Canada kicks off 150th birthday year


OTTAWA – A Canada Day tradition was repurposed Saturday night to herald the start of Canada’s 150th year.

A massive fireworks display over Parliament Hill — usually reserved for July 1 — took place Saturday evening to mark the beginning of 2017 and a year-long birthday bash across the country. A kaleidoscope of colours cascaded behind the Parliament Buildings under a dark, overcast sky. Hours later a second, even more spectacular display of pyrotechnics, was staged at midnight to ring in the new year.

Revellers took in the festivities under snowy skies. Gov. Gen David Johnston, wearing a parka and toque, was on hand to help kick off a year of Canada 150 events and joined Heritage Minister Melanie Joly in relighting the centennial flame. Candles were distributed to onlookers.

A stage with a giant red and white “Canada 150” banner dominated Parliament Hill. Young people were on hand to carry flags of the provinces and territories.
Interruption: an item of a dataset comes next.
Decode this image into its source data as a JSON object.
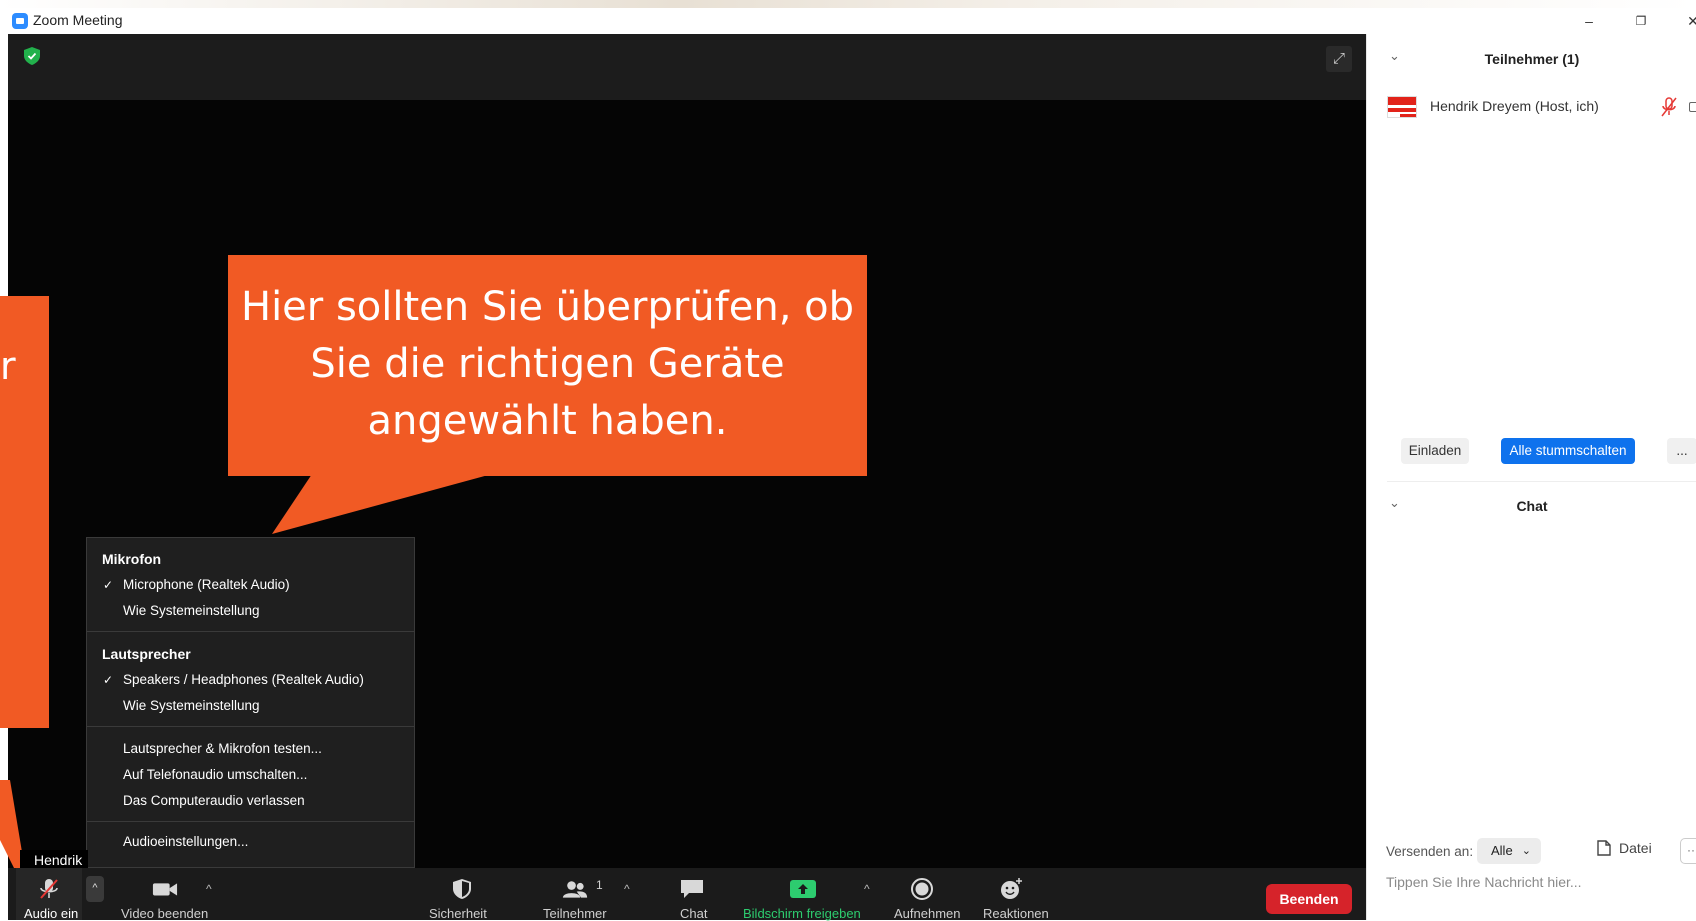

And the huge crowd of spectators was kept entertained by Canadian artists that included Radio Radio, Brett Kissel and Carly Rae Jepsen.

Heritage Department spokesperson Katherine Cyr had said the celebration in the capital was set to cost about $2.5 million.

New Year’s Eve events with a 150th birthday flavour were held in 19 cities across the country, including St. John’s, N.L., which was the first to hit the midnight milestone.

Joly is in charge of more than $210 million being set aside for 150th anniversary projects and events planned for 2017.

More than three dozen national programs have received federal funding, ranging from history exhibits to a dance day being put on by Canada’s national ballet school.

A red leather couch is set to travel the country, beginning with a tour of the North in March and a journey from Newfoundland to B.C. in June and July, after organizers received $155,000 in federal dollars.

Ela Kinowska, the manager of the tour, said it will involve compiling stories shared on the piece of furniture from Canadians about what the country means to them.

“It is a very expensive operation to be in every province so what we get for that is the unifying factor,” she said. “It is a nation-building sofa.”

The federal government has also established a national infrastructure program to support renovation, expansion and improvement in community and cultural infrastructure.

The initial $150-million program was created by the previous Conservative government, which was accused of doling out much of the money to ridings represented by Conservative MPs ahead of the 2015 election.

The current Liberal government has added a further $150 million for more projects.